Have you ever wondered why even though there are plenty of leaders only a few create impact?
All these leaders have a vision, they have strategies and plans, they have organisational backing, and they have followers too in plenty. But then why is it that only few create impact; while the rest are leaders only because they occupy a position?
One way to look at the answer to these questions is to listen to someone who has watched leadership at close quarters. James C. Humes, who wrote speeches for five American Presidents, said, “The art of communication is the language of leadership.” When he says so, we are compelled to listen because he has seen these leaders communicate with power, authority, charisma, and also declare their international policies with inspiring thoughts and words.
So the answer to the question why only few leaders create impact has to do more with communication than with any other characteristic of leadership. If at all a leader can move followers and make them rally behind him in a worthy cause; it is because primarily he is purposeful and decisive in speech and action. Leaders who impact are undoubtedly those who speak with a sense of purpose and direction.
Beyond purpose, the next spear-head of leadership impact comes through clarity in communication. It comes from clarity of thinking. When it is coupled with an intense desire to make oneself understood by the audience the impact is tremendous. Achieving clarity, however, is no easy task. It comes from thinking through a situation in all its dimensions.
If purpose and clarity has to create impact it has to ride on the confidence of a speaker. Some people bank heavily on knowledge of the subject to ensure confidence.
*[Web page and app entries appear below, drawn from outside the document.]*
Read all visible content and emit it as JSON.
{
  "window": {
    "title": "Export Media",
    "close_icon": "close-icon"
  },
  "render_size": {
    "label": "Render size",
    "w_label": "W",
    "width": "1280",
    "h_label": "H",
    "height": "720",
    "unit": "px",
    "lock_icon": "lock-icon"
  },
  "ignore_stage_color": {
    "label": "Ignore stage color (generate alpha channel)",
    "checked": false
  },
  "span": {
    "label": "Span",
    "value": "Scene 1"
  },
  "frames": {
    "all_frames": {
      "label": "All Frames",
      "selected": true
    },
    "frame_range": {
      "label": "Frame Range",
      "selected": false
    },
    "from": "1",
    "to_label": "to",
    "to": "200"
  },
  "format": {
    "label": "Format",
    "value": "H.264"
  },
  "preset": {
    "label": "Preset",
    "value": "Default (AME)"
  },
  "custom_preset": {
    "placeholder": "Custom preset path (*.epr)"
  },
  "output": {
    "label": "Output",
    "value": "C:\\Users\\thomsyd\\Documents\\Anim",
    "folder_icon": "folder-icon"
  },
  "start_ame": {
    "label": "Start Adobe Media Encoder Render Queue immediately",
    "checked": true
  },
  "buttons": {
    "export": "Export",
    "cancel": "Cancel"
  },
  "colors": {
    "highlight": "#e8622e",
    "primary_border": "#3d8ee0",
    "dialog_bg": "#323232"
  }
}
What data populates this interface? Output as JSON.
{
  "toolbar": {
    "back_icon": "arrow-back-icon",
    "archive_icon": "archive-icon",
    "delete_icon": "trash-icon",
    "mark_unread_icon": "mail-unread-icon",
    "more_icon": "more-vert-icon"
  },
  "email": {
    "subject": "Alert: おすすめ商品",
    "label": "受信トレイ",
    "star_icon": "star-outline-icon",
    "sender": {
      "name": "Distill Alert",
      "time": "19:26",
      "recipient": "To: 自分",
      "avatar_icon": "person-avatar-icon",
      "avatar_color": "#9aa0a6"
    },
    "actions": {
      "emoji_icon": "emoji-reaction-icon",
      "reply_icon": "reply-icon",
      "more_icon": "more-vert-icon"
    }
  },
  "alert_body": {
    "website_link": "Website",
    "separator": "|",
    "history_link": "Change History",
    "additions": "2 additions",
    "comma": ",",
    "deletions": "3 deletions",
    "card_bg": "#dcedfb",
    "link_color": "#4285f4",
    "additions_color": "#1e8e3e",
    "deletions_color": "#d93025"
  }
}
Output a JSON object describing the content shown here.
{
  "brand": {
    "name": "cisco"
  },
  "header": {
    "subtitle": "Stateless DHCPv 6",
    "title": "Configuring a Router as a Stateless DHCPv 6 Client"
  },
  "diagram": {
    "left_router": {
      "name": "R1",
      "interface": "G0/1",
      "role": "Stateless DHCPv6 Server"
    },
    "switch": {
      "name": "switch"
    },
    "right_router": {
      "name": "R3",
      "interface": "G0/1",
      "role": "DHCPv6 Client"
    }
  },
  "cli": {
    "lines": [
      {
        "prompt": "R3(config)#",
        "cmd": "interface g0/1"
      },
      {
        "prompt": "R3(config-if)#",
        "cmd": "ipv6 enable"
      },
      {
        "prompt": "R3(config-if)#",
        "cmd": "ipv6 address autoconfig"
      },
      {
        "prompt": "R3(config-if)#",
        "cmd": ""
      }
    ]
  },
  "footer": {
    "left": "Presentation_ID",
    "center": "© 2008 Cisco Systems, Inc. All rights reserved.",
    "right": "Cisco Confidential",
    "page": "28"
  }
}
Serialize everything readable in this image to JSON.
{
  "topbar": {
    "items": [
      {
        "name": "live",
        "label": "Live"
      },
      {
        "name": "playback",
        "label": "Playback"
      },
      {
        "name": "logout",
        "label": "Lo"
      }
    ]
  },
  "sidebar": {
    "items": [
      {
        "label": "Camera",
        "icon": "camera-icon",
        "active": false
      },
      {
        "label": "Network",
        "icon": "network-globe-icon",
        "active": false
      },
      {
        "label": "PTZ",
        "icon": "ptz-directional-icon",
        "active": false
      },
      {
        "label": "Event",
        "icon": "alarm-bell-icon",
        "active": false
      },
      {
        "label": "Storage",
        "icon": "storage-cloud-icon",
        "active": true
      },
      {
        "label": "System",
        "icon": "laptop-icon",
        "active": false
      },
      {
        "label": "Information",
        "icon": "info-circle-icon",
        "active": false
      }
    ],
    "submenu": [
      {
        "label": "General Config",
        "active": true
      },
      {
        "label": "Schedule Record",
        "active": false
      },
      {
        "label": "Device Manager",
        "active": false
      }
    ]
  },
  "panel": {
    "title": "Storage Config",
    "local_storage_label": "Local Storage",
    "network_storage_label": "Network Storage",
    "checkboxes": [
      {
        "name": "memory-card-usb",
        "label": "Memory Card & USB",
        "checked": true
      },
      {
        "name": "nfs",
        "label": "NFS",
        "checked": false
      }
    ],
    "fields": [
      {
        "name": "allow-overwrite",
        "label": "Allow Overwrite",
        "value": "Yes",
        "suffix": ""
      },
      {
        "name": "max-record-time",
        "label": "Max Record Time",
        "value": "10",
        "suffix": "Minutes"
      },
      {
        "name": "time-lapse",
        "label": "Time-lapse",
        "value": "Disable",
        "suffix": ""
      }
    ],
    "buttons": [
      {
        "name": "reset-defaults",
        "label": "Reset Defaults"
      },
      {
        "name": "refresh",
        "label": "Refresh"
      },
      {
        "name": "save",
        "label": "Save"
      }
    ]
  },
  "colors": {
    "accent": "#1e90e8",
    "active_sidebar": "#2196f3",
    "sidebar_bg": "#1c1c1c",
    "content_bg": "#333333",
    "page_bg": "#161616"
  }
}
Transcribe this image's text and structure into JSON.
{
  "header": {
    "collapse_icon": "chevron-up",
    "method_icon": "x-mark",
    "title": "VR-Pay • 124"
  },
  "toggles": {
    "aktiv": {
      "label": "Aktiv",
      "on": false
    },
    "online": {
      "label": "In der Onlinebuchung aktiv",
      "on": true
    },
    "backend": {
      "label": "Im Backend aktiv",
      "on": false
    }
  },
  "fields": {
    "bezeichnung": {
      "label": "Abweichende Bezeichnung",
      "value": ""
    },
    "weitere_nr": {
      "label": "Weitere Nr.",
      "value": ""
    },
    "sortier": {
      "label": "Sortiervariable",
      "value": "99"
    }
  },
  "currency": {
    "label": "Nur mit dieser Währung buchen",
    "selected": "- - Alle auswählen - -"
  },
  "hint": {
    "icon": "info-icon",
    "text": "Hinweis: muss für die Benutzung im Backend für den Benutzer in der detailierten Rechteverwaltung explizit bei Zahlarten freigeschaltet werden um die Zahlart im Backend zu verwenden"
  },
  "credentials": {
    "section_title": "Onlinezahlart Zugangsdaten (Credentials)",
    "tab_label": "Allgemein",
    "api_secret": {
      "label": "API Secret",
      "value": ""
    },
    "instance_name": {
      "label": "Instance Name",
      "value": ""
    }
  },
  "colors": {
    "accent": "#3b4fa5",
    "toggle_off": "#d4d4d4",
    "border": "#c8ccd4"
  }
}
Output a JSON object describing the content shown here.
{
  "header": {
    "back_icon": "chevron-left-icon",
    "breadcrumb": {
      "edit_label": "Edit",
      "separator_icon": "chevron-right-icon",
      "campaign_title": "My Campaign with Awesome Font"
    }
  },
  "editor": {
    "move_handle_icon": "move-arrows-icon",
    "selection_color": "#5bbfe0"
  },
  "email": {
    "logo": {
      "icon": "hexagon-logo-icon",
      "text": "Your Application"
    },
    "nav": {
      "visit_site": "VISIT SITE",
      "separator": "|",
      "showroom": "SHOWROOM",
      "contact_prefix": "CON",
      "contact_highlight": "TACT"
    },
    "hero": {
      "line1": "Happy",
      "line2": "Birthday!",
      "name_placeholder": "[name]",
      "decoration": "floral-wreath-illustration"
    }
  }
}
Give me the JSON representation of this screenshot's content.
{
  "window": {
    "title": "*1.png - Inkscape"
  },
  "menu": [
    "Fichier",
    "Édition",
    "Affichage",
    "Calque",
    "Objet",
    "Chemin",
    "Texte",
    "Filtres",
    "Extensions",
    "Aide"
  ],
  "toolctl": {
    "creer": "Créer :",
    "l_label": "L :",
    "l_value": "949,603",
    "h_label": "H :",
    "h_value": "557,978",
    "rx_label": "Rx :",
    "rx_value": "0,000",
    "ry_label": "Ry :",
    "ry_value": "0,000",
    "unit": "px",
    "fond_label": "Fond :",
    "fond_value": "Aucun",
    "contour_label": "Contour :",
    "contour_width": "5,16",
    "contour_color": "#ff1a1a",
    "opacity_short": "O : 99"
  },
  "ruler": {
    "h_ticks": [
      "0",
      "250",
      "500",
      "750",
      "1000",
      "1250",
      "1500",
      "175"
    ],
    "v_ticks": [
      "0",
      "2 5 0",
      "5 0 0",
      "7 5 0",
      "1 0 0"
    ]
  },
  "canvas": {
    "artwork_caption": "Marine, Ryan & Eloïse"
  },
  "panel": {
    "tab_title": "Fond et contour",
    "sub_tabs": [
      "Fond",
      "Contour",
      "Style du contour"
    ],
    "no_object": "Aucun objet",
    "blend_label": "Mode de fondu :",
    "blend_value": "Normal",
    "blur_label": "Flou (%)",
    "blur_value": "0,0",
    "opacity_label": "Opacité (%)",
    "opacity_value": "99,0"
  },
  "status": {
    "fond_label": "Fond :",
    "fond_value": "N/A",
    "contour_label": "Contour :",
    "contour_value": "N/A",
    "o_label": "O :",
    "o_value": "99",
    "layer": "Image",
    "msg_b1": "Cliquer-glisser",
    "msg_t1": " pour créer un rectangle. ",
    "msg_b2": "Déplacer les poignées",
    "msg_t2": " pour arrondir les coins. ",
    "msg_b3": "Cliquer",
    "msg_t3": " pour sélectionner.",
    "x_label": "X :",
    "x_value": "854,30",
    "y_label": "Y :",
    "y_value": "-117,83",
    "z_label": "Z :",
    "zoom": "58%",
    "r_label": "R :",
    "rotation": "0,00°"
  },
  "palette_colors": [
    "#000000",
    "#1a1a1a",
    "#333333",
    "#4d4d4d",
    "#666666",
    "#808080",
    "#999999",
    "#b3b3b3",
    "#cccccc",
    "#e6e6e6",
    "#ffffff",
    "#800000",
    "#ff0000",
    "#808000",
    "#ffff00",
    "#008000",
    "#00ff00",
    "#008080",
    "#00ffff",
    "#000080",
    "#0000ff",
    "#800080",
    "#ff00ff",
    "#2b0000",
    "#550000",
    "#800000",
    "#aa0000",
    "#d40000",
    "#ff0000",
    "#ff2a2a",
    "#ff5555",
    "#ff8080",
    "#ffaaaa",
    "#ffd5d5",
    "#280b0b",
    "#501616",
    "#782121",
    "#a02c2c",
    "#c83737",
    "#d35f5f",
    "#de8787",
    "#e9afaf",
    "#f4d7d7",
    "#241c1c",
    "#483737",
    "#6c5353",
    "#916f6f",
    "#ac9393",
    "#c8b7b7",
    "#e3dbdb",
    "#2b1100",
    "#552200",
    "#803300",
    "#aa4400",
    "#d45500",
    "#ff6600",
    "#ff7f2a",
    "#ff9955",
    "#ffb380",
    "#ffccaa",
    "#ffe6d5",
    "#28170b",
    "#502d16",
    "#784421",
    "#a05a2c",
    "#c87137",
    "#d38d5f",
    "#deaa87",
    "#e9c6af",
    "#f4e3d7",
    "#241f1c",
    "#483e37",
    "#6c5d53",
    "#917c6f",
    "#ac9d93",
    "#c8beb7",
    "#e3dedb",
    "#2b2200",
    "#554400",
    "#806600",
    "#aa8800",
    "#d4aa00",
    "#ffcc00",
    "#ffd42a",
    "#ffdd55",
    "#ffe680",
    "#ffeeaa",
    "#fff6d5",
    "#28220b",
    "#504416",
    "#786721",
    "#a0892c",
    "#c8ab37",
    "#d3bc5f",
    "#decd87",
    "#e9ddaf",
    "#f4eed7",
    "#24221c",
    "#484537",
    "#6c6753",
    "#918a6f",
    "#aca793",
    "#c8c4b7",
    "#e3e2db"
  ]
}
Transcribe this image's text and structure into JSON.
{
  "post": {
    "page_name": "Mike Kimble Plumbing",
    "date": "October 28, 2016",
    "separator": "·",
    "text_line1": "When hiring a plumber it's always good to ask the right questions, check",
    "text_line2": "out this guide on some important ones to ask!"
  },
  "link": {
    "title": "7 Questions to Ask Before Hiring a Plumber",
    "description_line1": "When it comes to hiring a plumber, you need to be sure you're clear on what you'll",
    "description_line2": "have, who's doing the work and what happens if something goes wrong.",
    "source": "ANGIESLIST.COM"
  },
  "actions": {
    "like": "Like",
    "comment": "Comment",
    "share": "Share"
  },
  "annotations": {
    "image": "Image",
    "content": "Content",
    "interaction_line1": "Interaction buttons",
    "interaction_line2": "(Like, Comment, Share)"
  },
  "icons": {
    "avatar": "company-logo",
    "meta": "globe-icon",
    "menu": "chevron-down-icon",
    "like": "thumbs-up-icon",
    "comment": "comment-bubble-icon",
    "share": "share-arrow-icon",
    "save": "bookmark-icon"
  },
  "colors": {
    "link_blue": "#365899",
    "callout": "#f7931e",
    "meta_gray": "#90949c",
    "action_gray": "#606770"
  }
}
But that is not the only thing that determines confidence. The primary thing is the conviction that he or she as a leader is conscious of the authority vested with him or her. Courage, firmness, resolve, and the will to get things done; all combine together when a leader speaks with confidence.
Above all these, it is of supreme importance that leaders communicate with simplicity. Now that does not mean that a leader adopts the language level of a child to make oneself understood. That is not the point at all.
The point is that in our world of communication overkill, there are too many messages competing for attention at the same time in the minds of audiences. It is in the midst of all these you need to find space and a listening ear. To do so, you need to use vivid, concrete, specific, image-building words and phrases and create symphony which is memorable, striking, and lasting. It is an art in itself.
So let me stress four pillars of the art of communication that translates itself into the language of leadership. They are purpose, clarity, confidence, and simplicity.
Well, One characteristic of the art of leadership communication cannot be left unmentioned. It is brevity. Often brevity is achieved by asking questions that penetrate into defences, tear open hidden agendas, elicit information that was missing, provoke thought, and silence critics. If you are a leader, can you lead with questions? If not, your language of leadership is missing a fine art.
Too many words of explanation often dilute leadership messages. On the other hand economy of words strongly wedded to calmness indicate your authority and command. It also reflects your absolute confidence to inspire unswerving loyalty and instant obedience.
If you look at the sports field, especially in team games like football and cricket; the body language of captains often exudes power when they are in absolute command of their men and situation. During those times, a slight movement in his face itself can align his team to his wishes. The art of communication in leadership finally boils down to this bold exercise of authority.
Public Speaking in a Technological World